LONDON (Reuters) - Strong emerging markets growth helped consumer goods giant Unilever Plc (ULVR.L) (UNc.AS) avoid the profit warnings of two of its arch rivals, although it cautioned of tougher times ahead due to difficult economies and volatile input costs.
The maker of brands such as Dove and Knorr is facing tough trading in southern Europe and seeing some commodities costs edge up. However, it stuck to its 2012 targets rather than alarm investors like Danone (DANO.PA) and Procter & Gamble (PG.N).
Unilever, with annual sales of 46.5 billion euros, said on Thursday second-quarter underlying sales rose 5.8 percent helped by its lower exposure to problem economies such as Spain than Danone, while it has more business in fast-growing markets like India and Indonesia than P&G.
The 5.8 percent rise beat a company-compiled consensus forecast of 4.8 percent and came after a first-quarter increase of 8.4 percent and 6.5 percent growth for 2011. Emerging markets, which make up 56 percent of sales, saw growth of 11 percent.
Unilever, the world’s No.3 consumer goods group after Nestle NESN.VX and P&G, held its forecast for modest profit margin expansion this year. Its half-year profit margin was flat, but analysts expect it to rise in the second half.
“Looking forward we expect continued volatility, especially in commodity costs and economic conditions ... For 2012 we remain on track to deliver a modest improvement in core operating margin,” said Chief Executive Paul Polman.
Unilever, which counts Lipton, Sunsilk and Lux among its biggest brands, reported core half-year earnings up 6 percent to 0.76 euros a share.
Last month, Danone warned of a hit to profits after recession-hit Spanish consumers switched to cheaper yoghurt, while P&G cut its growth forecasts blaming a lack of big new products and being slow to cut costs. L5E8HJBXR L5E8HK4VH
Unilever is the first of the major European food groups to report with Danone due on Friday and Nestle on August 9.
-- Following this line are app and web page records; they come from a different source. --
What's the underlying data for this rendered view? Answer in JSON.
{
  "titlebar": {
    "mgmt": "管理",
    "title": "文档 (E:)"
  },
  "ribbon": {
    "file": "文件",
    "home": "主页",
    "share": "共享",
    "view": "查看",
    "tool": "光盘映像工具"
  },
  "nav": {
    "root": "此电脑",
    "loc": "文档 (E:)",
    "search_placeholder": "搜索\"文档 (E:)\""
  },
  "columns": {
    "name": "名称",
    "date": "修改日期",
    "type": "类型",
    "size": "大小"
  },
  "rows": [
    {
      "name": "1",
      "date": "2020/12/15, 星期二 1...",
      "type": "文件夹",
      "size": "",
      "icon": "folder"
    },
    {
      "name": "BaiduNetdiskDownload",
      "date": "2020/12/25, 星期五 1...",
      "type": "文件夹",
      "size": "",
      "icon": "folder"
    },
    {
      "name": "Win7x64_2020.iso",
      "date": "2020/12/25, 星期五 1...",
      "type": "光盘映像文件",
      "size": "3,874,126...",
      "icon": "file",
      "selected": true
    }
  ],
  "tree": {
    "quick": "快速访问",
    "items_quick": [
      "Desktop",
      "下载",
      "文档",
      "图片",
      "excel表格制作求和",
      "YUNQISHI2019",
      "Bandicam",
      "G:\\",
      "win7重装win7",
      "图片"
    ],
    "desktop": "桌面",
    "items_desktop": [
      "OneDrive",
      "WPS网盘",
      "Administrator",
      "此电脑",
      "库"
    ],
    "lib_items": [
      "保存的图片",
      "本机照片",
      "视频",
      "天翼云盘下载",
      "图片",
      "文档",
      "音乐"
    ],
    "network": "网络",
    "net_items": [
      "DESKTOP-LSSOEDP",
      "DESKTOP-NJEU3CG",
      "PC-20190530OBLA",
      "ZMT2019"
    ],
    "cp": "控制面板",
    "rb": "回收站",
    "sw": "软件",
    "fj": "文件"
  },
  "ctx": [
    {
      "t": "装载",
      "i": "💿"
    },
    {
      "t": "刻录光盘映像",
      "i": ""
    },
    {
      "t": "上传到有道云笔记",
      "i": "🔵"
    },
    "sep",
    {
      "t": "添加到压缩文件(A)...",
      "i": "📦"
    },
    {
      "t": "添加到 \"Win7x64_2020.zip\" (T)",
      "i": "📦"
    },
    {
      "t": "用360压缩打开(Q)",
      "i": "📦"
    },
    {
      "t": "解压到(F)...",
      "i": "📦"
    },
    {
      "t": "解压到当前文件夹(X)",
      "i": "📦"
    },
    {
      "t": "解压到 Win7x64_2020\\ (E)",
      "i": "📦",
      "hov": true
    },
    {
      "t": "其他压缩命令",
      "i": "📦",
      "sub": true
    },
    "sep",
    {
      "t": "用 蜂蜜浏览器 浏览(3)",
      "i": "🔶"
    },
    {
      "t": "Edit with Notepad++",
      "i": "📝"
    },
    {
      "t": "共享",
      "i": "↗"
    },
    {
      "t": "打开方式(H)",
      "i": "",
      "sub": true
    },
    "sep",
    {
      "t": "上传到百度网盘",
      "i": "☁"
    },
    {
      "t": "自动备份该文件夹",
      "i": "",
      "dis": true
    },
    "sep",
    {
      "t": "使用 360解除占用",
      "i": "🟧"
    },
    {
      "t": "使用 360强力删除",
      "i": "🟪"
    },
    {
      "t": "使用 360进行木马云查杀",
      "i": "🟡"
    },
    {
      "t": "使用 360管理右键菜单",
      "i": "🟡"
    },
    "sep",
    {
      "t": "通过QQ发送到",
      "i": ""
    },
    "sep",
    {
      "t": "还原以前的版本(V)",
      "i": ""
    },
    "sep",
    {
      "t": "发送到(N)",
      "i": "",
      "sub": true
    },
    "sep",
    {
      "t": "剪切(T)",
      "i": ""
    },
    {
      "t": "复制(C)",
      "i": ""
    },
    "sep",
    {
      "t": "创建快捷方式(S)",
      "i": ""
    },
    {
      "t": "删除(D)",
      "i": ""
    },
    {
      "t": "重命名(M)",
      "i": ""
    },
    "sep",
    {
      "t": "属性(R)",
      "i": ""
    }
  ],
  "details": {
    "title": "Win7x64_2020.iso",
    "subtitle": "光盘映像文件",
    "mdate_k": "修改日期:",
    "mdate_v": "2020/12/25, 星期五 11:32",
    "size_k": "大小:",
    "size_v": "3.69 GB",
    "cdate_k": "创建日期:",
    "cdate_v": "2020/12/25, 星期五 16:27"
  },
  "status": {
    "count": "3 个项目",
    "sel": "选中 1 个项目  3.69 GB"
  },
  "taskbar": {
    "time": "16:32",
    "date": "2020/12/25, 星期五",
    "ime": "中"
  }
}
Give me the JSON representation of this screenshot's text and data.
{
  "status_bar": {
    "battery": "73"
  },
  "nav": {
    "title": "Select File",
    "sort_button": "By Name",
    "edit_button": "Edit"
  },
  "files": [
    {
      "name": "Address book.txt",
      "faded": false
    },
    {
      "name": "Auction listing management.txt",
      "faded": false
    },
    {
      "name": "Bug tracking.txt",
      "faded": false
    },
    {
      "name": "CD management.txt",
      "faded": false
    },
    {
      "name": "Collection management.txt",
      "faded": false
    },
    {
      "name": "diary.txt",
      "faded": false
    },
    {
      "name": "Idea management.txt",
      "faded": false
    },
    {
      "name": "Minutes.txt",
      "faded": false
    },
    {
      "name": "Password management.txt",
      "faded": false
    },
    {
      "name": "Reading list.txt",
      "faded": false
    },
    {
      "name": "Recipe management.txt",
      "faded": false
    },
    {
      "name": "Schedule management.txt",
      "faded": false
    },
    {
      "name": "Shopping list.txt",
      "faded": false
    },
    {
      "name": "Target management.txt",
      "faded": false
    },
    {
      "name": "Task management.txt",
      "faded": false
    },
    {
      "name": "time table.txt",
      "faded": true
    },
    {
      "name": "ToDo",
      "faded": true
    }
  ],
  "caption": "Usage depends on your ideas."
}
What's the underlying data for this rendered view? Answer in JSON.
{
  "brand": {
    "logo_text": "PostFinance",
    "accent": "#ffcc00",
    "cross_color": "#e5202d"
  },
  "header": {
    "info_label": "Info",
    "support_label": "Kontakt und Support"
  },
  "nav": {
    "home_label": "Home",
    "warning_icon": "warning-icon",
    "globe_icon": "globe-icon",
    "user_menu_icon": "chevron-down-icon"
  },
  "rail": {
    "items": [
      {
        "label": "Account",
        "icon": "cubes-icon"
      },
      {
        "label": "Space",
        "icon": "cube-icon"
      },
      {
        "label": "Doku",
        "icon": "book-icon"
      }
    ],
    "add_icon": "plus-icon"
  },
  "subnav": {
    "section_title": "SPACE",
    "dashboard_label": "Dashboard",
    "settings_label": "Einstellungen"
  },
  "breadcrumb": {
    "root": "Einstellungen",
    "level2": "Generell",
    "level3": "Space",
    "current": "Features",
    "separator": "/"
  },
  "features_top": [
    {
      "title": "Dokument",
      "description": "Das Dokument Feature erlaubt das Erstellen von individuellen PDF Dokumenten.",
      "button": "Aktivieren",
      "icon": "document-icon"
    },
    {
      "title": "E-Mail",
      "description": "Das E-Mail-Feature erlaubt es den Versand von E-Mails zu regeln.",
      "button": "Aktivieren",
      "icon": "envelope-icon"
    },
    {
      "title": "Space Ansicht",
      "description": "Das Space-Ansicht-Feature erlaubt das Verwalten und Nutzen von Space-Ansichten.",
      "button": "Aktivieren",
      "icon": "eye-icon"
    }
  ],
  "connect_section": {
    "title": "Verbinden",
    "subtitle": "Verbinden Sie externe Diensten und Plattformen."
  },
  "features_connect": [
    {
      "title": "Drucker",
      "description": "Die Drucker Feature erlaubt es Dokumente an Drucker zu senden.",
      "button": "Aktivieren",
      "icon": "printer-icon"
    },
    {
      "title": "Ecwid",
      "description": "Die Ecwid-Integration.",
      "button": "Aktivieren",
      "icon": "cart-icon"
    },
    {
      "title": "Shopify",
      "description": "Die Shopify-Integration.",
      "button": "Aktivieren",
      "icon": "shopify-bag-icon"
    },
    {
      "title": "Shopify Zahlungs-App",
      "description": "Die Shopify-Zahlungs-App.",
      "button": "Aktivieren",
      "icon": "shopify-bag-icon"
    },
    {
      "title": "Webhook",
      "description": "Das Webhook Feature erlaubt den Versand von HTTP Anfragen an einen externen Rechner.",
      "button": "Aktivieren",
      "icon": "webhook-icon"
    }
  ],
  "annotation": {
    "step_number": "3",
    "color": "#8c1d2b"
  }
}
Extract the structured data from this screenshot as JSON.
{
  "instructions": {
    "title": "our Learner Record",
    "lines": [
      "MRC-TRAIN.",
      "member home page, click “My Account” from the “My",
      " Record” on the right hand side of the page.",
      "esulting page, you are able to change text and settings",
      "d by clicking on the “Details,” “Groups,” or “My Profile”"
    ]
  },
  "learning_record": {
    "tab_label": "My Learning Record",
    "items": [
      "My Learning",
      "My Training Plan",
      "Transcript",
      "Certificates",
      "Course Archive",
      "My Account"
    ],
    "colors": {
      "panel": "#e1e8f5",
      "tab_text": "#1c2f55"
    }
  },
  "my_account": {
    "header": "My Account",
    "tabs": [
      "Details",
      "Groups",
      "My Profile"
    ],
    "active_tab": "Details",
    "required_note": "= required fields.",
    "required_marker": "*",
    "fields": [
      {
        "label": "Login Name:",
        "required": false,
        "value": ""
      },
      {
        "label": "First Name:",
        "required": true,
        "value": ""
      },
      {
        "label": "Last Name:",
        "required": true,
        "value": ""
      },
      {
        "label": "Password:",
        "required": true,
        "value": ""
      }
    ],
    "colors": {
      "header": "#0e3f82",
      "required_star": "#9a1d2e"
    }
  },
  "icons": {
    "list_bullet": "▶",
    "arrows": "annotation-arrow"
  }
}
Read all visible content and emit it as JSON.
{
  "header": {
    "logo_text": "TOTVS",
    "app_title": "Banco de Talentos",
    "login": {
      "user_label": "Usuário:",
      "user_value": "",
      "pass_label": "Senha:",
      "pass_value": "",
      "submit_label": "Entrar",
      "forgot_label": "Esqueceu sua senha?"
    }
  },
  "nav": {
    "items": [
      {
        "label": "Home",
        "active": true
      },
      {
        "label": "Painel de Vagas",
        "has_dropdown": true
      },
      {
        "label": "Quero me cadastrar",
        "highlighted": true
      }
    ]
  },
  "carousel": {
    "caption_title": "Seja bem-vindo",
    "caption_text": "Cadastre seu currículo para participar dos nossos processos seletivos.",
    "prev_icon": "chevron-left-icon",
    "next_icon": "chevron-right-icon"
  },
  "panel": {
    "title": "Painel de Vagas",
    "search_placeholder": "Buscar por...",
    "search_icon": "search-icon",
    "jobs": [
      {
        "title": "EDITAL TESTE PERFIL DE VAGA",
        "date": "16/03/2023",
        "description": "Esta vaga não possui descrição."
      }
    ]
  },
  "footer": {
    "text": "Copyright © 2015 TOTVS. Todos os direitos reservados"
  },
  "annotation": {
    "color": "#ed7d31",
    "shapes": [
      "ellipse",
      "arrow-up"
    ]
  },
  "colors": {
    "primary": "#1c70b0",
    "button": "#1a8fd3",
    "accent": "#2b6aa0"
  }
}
Unilever Plc shares have risen around 7 percent since the start of June and closed on Wednesday at 2,140 pence.
Reporting by David Jones; Editing by Mark Potter